Leroy Dearman, age 12, lives on a llama farm, and life is pretty much perfect. It's true that his grandfather just died in the attic and wild dogs stalk the baby llamas. It's true that one little sister curses him and the other one wets her pants. Mostly, though, life is right out of 'Looney Tunes.' No wonder the llamas greet each sunrise with a song. Enter Uncle Harris, roaring up in his new red sports car. He's separated, dressed to kill, full of jokes and new ideas. Romance itself. Harris sets himself up in the Dearman attic with a telephone, a TV, a tasseled lamp, and a stack of "Playboy" s. The day Leroy avails himself of the centerfolds, life on the llama farm changes forever. It's like Leroy's been struck by lightning. Or love. He sees things he never noticed before -- his daddy's embarrassing withered right arm, the way his mother blushes around Uncle Harris. (Leroy thinks he knows why Uncle Harris and his mother want him to go to baton twirling lessons with his sisters; he thinks he knows why they want the house to themselves.). That summer, the Dearman farmhouse fills right up with electricity. The atmospheric pressure of family life shifts and lightning indeed strikes. But the lightning also sings.
What people are saying - Write a review
LibraryThing ReviewUser Review - Hagelstein - LibraryThing
Twelve year-old Leroy Dearman is growing up on his family’s llama farm in Mississippi. His mother, Elsie, craves romance. His younger sister seems hardened as a sailor, with language to match. His ... Read full review
Review: Lightning SongUser Review - Pamela - Goodreads
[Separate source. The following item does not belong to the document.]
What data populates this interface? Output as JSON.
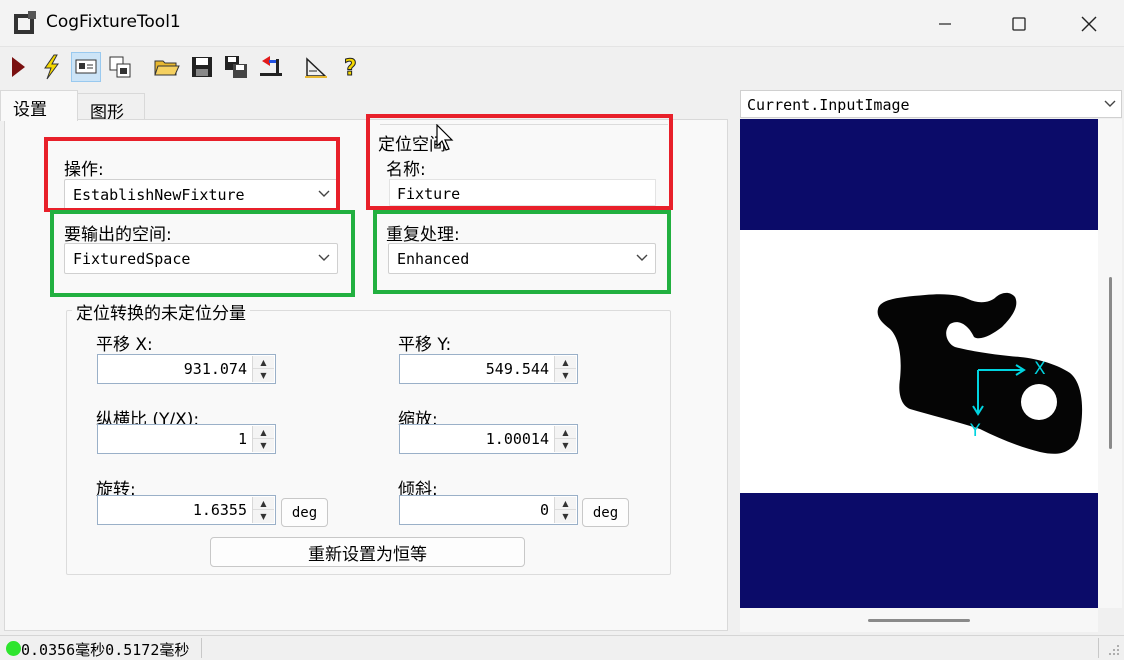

I have been amazed and entertained by the two previous Nordan books I've read (The Sharpshooter Blues and Wolf Whistle). This one, no. I didn't finish it and won't be going back to it. The problem ... Read full review